Guinea Bissau President José Mário Vaz stepped aboard the ship Esperanza on Tuesday to hear reports from his nation’s Fisheries Surveillance Department (FISCAP) on their joint illegal fishing patrols with the Greenpeace vessel.
Guinea Bissau authorities working with the international environmental organization told the president that just in the past week, they had discovered four Chinese vessels involved in various violations while conducting fishing operations.
They also investigated four Comoros-flagged vessels for transshipment at sea, a practice banned by the government of Guinea Bissau in 2015, and escorted two of the vessels to the Bissau port. The owners and crew now face legal charges, Greenpeace said in a statement.
“The fact that we managed to come across such a high number of vessels breaking the law in only a few days really confirms the alarming ‘Wild-West’ situation in the waters of West Africa,” said project leader Pavel Klinckhamers. “We commend the commitment from the highest level of the Bissau government to curb the ongoing situation.”
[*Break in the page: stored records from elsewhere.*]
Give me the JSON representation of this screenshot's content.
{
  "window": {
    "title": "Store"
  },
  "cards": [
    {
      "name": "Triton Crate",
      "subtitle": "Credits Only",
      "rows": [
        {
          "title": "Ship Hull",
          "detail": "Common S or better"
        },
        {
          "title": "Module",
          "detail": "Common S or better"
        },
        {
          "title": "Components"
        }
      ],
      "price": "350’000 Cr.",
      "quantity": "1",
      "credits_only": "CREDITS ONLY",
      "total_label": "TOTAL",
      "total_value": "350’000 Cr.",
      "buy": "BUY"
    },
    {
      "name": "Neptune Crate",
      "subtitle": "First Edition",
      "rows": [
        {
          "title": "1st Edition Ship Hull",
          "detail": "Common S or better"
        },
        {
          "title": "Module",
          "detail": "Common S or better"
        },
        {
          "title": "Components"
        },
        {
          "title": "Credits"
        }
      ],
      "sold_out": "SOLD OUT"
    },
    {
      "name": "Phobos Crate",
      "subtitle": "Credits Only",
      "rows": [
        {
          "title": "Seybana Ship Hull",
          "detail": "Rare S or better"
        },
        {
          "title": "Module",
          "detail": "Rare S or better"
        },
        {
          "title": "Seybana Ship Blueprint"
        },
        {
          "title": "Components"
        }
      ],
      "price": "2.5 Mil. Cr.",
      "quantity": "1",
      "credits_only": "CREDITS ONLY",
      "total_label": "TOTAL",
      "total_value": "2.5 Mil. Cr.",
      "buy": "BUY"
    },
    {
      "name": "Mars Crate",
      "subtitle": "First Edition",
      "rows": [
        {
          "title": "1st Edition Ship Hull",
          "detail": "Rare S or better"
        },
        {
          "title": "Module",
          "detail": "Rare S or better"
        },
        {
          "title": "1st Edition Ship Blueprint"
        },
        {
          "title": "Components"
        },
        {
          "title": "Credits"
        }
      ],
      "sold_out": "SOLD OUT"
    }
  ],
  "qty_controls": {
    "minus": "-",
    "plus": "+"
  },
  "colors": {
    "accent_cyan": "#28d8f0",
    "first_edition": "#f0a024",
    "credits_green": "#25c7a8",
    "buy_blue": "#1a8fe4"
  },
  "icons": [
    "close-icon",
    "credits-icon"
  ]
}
West Africa is the only region in the world where fish consumption is declining due to exploitation of resources by too many vessels and by illegal fishing operations, Greenpeace said. That’s becoming a critical problem for 7 million Africans who rely on the sea for food, income and employment.
From 2010 to 2016, six West African nations including Guinea Bissau lost an estimated USD$2.3 billion in revenues because of illegal, unregulated and unreported (IUU) fishing, the statement said. The highest number of offenses occurred in Guinea Bissau, but addressing the problem really requires a regional fisheries management body for improved oversight.
Image: Greenpeace/Pierre Gleizes